▶ TO DO
Search the entries below for "path", and copy each line where it appears.

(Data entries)
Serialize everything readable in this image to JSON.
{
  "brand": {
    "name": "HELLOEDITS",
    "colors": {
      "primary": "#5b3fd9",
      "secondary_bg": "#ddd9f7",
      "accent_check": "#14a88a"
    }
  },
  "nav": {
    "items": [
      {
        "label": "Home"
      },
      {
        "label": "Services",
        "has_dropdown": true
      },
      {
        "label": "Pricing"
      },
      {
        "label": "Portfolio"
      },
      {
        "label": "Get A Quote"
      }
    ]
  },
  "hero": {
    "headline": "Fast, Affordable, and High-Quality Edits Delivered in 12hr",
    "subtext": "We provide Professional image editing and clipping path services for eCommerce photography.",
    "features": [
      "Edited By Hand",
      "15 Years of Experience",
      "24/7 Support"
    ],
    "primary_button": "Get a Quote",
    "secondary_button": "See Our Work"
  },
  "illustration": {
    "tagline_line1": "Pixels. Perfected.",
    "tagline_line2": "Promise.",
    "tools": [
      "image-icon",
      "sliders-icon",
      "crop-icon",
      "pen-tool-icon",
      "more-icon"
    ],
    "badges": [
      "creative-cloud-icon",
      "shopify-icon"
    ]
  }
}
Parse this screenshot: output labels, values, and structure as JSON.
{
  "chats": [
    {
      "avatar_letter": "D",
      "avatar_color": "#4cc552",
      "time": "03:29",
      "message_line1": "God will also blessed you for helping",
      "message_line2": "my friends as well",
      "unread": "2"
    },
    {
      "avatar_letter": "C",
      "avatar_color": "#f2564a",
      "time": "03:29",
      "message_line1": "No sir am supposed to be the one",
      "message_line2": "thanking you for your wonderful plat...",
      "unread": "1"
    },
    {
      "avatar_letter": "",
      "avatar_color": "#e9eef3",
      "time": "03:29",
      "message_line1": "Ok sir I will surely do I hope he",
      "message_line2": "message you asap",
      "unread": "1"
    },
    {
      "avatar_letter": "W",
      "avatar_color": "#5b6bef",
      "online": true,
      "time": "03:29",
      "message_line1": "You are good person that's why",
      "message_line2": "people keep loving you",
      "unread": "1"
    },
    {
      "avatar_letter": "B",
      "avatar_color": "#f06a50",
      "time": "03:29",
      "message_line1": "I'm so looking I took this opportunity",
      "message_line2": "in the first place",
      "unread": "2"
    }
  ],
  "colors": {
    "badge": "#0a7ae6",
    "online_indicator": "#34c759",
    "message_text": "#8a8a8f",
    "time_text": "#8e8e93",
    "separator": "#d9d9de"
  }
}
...
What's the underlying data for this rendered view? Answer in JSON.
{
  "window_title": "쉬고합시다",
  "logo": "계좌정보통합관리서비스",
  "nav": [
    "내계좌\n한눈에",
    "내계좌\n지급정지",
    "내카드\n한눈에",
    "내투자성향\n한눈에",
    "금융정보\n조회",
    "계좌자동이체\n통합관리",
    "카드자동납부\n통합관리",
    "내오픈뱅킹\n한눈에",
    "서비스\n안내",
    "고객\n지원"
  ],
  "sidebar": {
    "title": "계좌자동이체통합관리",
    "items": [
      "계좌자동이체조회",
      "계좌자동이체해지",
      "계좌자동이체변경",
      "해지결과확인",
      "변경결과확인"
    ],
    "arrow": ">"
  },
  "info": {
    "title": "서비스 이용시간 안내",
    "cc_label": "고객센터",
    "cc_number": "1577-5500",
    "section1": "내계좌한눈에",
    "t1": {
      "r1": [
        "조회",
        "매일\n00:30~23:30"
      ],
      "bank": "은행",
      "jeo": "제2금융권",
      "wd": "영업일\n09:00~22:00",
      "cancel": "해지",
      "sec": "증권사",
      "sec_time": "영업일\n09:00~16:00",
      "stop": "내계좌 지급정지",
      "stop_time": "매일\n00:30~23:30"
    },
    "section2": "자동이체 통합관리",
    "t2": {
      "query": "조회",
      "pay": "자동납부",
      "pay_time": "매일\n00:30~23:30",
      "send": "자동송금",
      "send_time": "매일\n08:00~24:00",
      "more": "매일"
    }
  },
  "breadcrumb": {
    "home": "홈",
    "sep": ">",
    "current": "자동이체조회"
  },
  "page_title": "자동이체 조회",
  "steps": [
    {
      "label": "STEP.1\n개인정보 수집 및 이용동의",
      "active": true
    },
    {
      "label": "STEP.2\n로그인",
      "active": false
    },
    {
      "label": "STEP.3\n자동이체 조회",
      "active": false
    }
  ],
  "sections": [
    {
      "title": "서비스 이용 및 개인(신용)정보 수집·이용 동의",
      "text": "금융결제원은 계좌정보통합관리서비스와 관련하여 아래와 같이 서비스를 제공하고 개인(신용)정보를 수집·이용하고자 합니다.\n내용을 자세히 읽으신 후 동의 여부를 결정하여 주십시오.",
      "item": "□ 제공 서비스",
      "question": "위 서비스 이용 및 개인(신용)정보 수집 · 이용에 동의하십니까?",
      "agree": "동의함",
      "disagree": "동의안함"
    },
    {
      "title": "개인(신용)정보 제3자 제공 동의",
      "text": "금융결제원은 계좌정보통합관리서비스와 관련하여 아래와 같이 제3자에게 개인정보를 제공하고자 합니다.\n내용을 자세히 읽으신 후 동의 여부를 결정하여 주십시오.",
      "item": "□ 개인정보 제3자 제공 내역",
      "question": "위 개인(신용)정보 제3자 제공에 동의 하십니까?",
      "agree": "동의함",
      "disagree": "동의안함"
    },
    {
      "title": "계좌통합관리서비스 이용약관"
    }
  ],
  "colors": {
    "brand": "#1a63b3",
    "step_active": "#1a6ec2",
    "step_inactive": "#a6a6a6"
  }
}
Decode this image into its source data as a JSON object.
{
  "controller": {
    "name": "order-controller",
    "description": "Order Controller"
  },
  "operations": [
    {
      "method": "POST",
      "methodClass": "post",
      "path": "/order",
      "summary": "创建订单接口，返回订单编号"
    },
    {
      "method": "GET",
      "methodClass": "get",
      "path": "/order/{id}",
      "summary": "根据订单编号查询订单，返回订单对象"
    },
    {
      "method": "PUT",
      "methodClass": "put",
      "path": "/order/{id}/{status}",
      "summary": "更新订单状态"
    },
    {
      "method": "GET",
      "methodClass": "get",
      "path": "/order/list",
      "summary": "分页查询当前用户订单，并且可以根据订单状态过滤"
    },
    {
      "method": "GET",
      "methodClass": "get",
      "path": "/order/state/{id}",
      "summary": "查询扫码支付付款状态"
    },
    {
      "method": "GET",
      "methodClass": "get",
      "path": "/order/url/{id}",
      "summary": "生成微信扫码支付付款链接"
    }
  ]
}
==
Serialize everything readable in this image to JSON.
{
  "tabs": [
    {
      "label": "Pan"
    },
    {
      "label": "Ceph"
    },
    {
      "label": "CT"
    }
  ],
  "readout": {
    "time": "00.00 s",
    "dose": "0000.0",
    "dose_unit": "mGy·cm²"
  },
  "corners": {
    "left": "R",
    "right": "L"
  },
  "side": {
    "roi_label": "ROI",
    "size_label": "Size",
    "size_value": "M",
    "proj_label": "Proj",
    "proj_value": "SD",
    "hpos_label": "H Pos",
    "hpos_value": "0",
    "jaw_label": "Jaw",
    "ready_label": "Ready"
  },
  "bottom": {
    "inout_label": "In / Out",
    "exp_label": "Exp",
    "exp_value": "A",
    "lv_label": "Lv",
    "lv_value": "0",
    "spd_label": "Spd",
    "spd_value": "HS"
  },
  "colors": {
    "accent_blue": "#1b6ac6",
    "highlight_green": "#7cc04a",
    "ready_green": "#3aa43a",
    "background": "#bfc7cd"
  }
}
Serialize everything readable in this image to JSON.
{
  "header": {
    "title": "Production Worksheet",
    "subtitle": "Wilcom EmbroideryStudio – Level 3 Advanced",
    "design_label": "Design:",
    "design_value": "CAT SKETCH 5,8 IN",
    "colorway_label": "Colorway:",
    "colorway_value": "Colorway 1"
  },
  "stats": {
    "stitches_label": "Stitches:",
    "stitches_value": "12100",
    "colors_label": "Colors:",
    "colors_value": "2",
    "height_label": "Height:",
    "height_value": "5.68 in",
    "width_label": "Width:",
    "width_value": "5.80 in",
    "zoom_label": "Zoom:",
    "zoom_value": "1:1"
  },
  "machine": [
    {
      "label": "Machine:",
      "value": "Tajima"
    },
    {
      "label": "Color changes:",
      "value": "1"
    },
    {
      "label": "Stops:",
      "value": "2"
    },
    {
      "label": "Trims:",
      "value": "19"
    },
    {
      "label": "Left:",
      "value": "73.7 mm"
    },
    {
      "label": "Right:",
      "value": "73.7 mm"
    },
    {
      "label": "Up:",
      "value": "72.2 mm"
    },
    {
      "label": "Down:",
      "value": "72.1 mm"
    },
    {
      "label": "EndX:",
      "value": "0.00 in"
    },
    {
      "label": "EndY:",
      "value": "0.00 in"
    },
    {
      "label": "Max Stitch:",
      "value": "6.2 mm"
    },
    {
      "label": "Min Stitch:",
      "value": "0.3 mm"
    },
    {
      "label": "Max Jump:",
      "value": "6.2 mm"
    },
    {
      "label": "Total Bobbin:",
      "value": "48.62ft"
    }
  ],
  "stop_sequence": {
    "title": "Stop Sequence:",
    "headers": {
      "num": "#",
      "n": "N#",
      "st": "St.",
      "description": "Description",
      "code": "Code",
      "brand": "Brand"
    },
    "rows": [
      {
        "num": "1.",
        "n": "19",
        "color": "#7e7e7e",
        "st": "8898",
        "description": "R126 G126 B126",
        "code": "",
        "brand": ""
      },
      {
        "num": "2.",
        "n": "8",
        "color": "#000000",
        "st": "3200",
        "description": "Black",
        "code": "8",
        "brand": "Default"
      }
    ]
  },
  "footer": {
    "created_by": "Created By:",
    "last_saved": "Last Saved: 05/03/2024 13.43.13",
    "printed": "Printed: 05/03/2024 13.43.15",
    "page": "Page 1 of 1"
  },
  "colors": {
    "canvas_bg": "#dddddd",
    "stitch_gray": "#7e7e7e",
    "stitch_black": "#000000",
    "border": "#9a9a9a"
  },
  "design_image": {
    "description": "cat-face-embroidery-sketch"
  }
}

▶ ANSWER
    "subtext": "We provide Professional image editing and clipping path services for eCommerce photography.",
      "path": "/order",
      "path": "/order/{id}",
      "path": "/order/{id}/{status}",
      "path": "/order/list",
      "path": "/order/state/{id}",
      "path": "/order/url/{id}",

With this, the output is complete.